Extracted information:
'''

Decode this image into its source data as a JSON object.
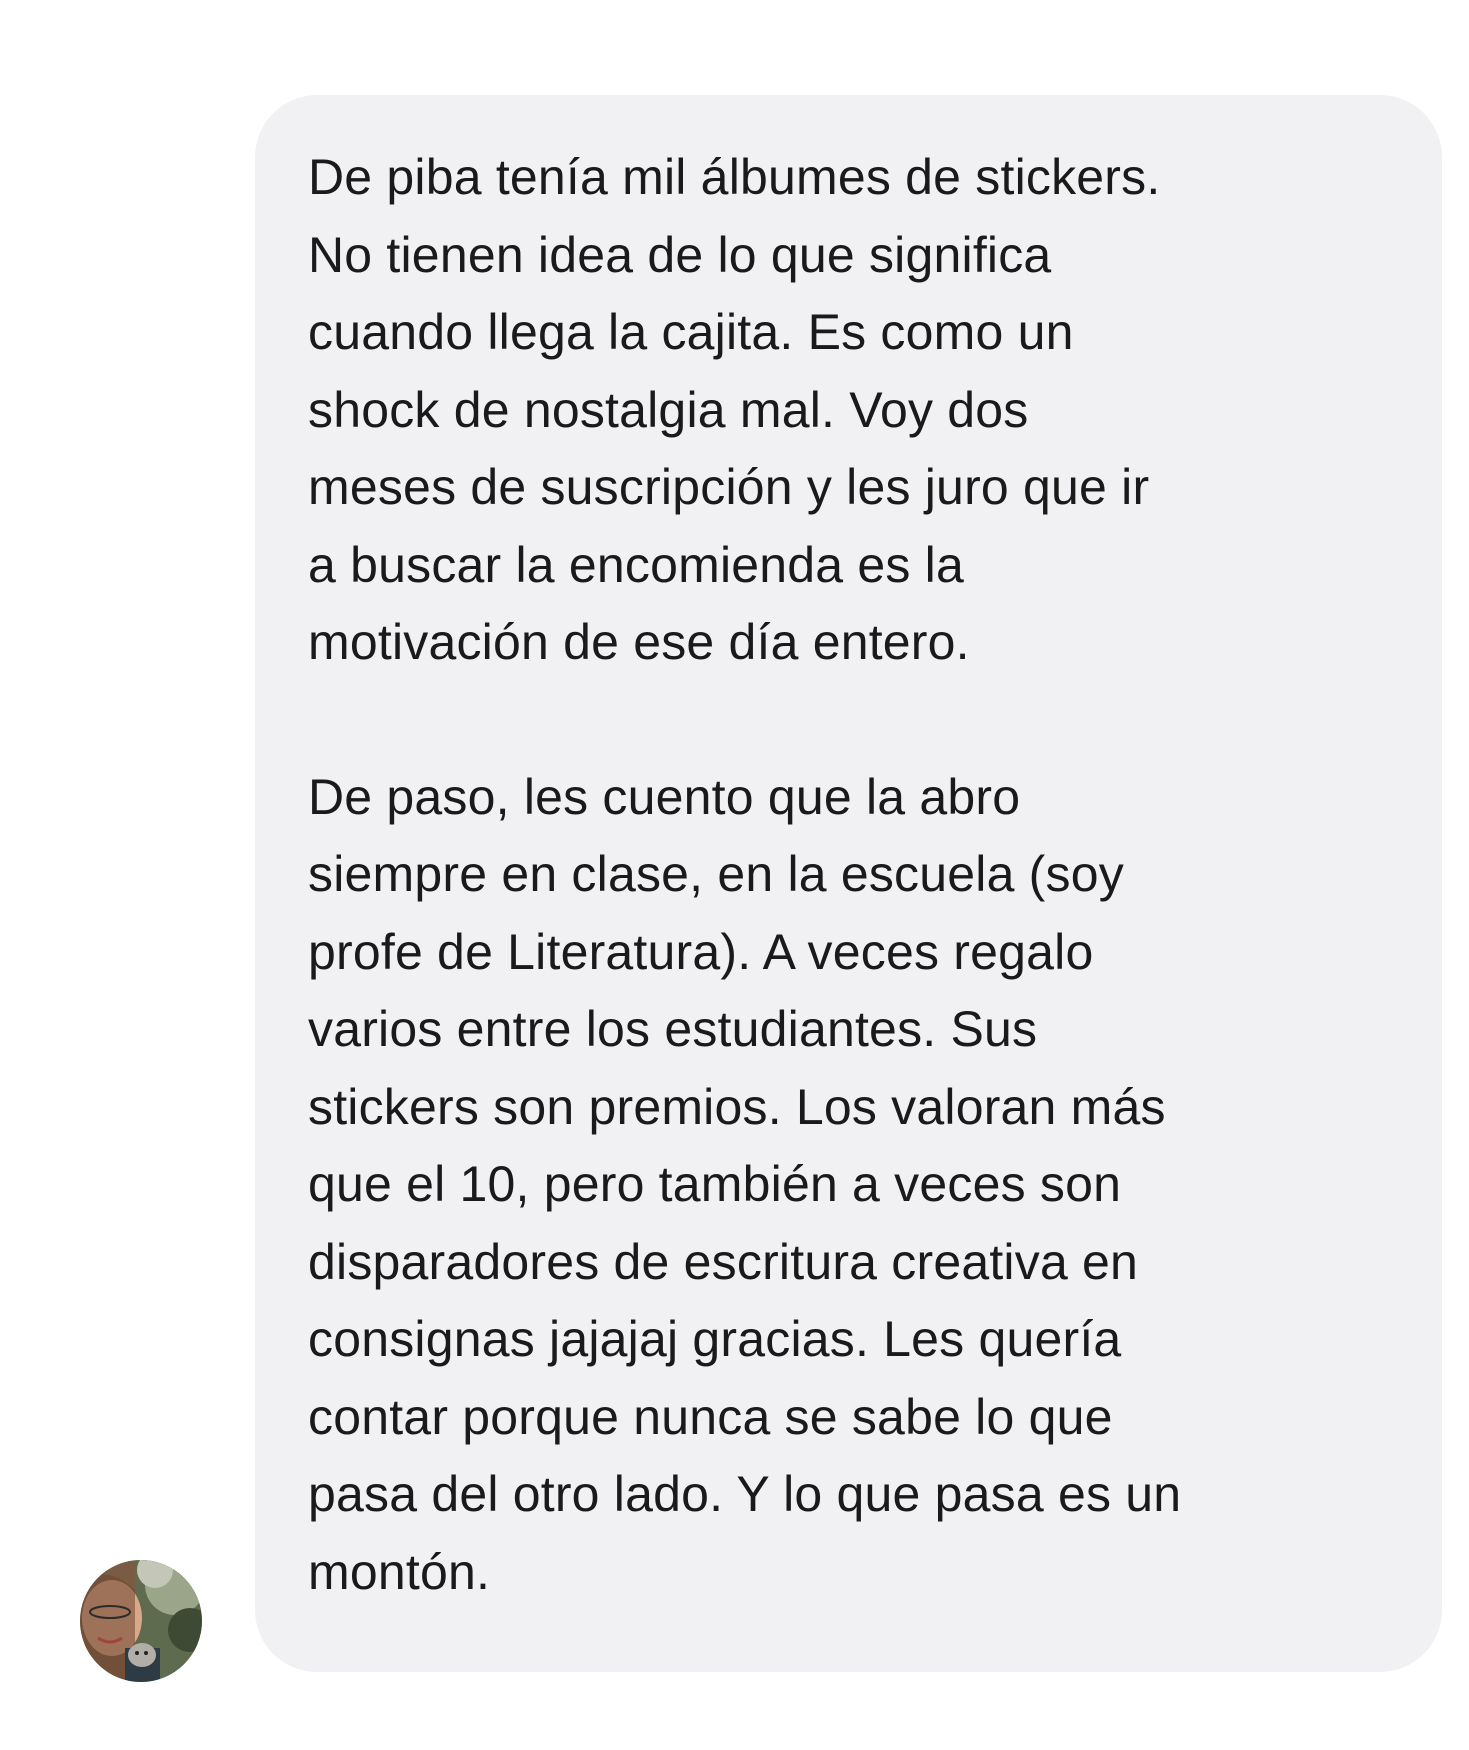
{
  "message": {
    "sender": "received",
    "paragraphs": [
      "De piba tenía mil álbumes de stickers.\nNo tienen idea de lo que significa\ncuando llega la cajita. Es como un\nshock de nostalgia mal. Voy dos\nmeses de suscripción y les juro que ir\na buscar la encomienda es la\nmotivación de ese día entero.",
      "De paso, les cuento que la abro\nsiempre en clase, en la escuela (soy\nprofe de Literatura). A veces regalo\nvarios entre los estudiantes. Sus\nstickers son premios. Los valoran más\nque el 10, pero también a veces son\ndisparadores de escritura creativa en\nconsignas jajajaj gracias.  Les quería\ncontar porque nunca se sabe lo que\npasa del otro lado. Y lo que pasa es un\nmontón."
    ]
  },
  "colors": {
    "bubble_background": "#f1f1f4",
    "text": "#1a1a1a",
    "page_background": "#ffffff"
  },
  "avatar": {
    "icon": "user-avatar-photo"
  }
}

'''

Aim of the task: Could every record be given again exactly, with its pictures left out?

Answer area:
Decode this image into its source data as a JSON object.
{
  "message": {
    "sender": "received",
    "paragraphs": [
      "De piba tenía mil álbumes de stickers.\nNo tienen idea de lo que significa\ncuando llega la cajita. Es como un\nshock de nostalgia mal. Voy dos\nmeses de suscripción y les juro que ir\na buscar la encomienda es la\nmotivación de ese día entero.",
      "De paso, les cuento que la abro\nsiempre en clase, en la escuela (soy\nprofe de Literatura). A veces regalo\nvarios entre los estudiantes. Sus\nstickers son premios. Los valoran más\nque el 10, pero también a veces son\ndisparadores de escritura creativa en\nconsignas jajajaj gracias.  Les quería\ncontar porque nunca se sabe lo que\npasa del otro lado. Y lo que pasa es un\nmontón."
    ]
  },
  "colors": {
    "bubble_background": "#f1f1f4",
    "text": "#1a1a1a",
    "page_background": "#ffffff"
  },
  "avatar": {
    "icon": "user-avatar-photo"
  }
}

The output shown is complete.